Hit and Run Mobility Scooter Madness
A number of high-profile accidents involving mobility scooters have raised concern that drivers cannot be prosecuted and caused some to float the idea of testing users.
With a top speed of 4mph for the mobility scooters designed to travel on pavements, you might think that it was hard for their users to drive dangerously.
No official statistics exist for the number of accidents involving the scooters, but there are tales from around the country of old ladies steering into shop windows, mobility scooters trundling along motorways and even people driving off railway platforms.
There have even been injuries to pedestrians. Last year two-year-old Madison McNair was knocked down by a 70-year-old woman driving a mobility scooter on a pedestrianised street in Doncaster.
Caught in the wheels of the machine, the toddler was dragged down the road as the driver carried on apparently unaware of what had happened. Since mobility scooters are exempt from the Road Traffic Act the police were powerless to act against the driver.
I blogged about this story a couple of years ago now and it’s obvious that nothing has changed since then.

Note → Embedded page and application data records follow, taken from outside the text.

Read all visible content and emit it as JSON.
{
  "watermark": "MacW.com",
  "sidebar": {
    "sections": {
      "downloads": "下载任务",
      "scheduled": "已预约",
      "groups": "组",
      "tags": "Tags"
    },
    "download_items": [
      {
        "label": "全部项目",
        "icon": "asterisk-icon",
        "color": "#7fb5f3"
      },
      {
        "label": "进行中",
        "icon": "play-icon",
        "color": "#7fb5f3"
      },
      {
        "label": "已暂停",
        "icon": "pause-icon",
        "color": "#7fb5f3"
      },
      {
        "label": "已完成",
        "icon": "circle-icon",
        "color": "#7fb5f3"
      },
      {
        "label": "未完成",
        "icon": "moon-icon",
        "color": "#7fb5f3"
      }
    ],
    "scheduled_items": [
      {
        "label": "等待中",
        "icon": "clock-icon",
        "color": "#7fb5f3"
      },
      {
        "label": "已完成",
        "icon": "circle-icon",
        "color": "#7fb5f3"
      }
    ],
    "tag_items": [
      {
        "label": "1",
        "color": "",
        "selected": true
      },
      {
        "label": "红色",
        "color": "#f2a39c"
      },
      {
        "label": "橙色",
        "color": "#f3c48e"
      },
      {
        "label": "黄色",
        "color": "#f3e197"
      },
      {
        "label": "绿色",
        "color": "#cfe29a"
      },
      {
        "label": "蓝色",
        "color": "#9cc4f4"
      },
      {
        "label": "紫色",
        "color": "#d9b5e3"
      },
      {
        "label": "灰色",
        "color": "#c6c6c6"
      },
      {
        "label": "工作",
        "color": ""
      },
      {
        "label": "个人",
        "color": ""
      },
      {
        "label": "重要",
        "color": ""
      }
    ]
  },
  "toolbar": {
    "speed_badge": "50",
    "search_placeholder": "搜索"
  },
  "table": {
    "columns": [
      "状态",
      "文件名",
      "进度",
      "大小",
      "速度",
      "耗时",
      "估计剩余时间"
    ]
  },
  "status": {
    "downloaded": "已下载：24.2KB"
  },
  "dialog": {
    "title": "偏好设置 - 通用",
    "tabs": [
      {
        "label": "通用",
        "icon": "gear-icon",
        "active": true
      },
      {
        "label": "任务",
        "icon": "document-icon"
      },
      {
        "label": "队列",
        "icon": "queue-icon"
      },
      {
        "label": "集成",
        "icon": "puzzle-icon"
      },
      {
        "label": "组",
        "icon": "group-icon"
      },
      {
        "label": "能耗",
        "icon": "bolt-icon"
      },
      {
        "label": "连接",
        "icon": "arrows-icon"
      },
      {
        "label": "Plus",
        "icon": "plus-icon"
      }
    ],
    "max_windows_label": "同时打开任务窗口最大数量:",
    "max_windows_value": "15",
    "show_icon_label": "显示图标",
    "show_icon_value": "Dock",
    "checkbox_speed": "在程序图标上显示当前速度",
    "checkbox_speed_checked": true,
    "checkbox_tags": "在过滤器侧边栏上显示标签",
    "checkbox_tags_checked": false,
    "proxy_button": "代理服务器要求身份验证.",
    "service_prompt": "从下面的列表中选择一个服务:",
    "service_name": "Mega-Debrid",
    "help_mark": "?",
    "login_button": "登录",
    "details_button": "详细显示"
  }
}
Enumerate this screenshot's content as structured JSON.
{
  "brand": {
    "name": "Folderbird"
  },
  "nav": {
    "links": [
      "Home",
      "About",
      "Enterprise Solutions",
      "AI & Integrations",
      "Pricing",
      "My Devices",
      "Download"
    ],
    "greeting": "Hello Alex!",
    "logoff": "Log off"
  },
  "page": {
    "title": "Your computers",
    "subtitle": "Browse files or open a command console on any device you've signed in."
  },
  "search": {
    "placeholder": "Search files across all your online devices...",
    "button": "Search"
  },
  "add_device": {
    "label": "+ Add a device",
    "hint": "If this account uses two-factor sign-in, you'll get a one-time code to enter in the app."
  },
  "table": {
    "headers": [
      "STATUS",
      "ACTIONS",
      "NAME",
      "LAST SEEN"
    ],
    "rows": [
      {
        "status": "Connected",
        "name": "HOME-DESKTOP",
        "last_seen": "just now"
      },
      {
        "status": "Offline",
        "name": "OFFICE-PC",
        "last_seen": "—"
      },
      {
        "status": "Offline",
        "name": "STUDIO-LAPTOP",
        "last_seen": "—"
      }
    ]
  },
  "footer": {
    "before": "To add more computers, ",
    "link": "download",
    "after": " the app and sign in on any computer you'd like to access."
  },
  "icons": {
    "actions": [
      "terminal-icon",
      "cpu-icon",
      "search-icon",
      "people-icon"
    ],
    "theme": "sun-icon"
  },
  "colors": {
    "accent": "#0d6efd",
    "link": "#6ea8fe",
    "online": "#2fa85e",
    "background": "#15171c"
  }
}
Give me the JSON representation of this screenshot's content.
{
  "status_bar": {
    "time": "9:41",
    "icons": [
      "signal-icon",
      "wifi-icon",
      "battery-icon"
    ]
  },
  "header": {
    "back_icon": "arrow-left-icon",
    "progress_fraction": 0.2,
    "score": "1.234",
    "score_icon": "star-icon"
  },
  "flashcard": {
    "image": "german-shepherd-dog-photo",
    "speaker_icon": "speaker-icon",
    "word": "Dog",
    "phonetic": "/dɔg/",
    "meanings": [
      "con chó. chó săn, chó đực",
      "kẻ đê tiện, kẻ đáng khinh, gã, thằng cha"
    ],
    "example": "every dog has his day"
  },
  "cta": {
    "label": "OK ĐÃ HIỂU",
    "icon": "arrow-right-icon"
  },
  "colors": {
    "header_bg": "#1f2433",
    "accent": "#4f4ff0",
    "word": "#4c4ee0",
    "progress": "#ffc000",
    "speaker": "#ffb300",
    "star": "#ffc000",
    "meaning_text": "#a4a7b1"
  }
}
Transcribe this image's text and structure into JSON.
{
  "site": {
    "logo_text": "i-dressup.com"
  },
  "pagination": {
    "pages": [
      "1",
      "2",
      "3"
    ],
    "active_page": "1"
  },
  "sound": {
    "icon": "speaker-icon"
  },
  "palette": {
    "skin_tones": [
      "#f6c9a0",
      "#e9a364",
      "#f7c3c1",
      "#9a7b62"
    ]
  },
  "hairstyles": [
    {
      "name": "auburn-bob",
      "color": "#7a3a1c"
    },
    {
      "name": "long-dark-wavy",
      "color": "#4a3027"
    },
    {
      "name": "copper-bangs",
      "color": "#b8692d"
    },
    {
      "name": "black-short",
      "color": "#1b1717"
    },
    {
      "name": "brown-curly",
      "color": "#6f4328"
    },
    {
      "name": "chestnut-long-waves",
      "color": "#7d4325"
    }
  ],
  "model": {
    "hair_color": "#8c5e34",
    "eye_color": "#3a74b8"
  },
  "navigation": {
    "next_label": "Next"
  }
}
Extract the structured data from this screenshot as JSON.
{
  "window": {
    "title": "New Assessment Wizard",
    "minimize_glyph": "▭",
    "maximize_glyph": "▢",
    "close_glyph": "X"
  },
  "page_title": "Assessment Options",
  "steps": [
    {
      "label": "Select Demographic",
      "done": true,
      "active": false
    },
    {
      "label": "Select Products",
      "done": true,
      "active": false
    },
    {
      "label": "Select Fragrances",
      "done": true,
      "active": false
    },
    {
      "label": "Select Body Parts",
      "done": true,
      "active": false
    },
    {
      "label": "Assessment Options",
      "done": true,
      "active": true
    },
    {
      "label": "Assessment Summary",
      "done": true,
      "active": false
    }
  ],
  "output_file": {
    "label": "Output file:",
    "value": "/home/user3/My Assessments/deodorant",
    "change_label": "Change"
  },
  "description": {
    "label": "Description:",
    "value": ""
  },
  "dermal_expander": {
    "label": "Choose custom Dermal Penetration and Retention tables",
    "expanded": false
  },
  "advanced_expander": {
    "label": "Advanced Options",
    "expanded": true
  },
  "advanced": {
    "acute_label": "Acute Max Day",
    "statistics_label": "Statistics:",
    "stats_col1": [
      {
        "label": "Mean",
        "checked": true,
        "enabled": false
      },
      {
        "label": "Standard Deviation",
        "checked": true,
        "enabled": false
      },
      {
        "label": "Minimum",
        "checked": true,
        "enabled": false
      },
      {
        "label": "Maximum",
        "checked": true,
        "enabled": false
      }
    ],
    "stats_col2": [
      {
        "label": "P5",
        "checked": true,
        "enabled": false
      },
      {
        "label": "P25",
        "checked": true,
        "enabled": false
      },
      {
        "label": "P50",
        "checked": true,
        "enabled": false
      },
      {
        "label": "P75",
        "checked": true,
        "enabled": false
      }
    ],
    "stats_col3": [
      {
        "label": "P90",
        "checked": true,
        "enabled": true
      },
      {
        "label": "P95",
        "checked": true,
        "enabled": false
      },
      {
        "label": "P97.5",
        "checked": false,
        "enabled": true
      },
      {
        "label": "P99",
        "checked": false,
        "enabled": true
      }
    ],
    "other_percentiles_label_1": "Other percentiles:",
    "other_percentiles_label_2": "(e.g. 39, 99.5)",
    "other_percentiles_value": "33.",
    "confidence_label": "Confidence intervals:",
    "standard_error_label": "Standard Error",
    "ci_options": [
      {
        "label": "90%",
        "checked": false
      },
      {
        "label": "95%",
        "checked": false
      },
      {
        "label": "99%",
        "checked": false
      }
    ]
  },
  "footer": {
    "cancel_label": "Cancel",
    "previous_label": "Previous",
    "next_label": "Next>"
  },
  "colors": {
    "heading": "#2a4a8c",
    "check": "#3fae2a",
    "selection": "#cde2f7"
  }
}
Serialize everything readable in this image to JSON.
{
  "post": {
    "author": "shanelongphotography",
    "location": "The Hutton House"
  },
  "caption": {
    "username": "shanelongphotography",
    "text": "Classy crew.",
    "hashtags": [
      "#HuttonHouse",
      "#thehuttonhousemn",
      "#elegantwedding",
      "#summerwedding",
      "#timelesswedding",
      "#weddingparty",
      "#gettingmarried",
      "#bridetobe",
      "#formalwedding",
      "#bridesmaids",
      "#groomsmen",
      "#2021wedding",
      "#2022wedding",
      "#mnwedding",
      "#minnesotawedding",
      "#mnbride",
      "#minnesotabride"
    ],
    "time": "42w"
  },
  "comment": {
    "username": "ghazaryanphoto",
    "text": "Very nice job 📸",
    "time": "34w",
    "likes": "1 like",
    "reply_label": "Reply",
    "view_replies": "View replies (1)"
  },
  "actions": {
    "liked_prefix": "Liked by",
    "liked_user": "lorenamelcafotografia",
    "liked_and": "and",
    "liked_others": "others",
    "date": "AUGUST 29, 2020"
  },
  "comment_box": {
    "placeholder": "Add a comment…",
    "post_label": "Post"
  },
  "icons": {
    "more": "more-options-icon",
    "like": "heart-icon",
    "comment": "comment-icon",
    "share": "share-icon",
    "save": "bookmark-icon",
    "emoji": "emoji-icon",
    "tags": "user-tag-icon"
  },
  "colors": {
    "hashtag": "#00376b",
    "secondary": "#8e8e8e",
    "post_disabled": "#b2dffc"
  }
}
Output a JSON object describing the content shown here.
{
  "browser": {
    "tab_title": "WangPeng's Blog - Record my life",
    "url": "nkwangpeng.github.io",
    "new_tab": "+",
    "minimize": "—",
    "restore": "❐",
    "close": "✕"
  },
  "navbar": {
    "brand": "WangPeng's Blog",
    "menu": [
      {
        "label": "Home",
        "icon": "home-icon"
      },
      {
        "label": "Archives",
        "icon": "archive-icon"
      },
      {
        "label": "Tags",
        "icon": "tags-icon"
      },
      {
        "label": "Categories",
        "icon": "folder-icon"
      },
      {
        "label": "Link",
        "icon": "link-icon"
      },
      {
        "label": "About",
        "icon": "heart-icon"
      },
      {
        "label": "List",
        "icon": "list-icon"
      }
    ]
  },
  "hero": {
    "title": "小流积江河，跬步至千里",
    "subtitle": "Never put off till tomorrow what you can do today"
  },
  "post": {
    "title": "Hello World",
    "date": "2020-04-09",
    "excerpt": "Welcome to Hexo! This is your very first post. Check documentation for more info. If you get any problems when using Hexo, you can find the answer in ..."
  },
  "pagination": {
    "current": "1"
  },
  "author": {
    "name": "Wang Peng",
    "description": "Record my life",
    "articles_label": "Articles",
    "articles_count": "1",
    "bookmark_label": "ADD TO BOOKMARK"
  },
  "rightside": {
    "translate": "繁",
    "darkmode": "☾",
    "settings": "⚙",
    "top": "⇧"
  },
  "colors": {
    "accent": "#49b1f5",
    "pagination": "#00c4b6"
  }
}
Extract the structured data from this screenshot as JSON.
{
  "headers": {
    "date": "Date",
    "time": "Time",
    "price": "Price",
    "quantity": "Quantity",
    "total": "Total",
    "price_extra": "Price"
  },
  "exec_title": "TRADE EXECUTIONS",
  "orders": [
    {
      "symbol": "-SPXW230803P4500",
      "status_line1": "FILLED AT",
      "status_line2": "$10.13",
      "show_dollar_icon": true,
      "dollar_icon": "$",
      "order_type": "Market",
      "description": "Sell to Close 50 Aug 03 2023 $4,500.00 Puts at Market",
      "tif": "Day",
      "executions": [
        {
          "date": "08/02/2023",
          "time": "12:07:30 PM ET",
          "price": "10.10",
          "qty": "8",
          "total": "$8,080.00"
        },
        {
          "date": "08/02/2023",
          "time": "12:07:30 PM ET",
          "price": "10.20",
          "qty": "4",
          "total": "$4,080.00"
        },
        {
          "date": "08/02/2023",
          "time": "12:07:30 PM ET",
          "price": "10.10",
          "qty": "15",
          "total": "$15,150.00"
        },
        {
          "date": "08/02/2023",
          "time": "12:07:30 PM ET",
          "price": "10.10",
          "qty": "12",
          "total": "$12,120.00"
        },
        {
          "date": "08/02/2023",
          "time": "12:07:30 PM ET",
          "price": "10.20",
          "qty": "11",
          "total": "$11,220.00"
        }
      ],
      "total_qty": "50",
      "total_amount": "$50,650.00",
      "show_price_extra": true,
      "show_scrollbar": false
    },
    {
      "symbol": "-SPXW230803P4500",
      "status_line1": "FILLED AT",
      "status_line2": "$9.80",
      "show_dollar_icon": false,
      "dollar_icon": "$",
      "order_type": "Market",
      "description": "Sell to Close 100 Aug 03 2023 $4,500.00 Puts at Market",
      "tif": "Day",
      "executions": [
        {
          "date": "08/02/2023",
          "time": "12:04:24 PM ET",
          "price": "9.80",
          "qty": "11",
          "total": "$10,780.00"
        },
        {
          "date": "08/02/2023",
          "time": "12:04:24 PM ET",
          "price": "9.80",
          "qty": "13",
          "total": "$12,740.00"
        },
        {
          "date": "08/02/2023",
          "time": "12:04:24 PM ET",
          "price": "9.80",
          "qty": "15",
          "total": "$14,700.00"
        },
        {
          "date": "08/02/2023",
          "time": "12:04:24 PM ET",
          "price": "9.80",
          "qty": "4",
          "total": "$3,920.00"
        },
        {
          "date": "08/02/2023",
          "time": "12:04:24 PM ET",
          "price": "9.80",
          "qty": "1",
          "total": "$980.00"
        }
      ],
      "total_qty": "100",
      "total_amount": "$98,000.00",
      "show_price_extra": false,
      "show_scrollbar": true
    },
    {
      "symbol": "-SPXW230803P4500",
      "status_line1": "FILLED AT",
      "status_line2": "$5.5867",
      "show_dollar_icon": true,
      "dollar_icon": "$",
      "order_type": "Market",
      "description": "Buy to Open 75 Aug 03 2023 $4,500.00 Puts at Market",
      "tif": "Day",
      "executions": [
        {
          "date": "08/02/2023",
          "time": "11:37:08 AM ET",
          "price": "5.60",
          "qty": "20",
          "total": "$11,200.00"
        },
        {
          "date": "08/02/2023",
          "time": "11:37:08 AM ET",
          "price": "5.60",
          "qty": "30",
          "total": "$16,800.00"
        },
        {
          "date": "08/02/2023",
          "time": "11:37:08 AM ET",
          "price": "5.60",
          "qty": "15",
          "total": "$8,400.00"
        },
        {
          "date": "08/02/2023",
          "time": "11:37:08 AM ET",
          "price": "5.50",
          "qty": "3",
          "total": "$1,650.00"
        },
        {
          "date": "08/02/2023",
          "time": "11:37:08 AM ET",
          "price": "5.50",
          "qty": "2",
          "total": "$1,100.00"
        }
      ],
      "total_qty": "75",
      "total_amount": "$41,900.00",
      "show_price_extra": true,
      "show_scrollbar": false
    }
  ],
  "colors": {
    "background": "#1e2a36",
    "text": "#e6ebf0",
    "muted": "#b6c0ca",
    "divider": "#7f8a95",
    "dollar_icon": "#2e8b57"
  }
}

A kind of cycling proficiency test has been mooted as has a kind of three-strikes-and-you're-out rule to help ensure better safety for mobility scooter users and members of the public they come into contact with. However, policing and enforceability of such rules need a lot of careful thought. Surely, to do things properly, the first step is a legislative change to bring mobility scooters under the ambit of the Road Traffic Act?
Granted, mobility scooters grant users freedom and independence but that can't come at any price. While, there are of course avenues for redress for victims under civil law – such as a personal injury claim – that is arguably simply not enough. It seems there are a few too many of these scooters out and about now causing too many injuries for the present situation to continue without some form of regulation.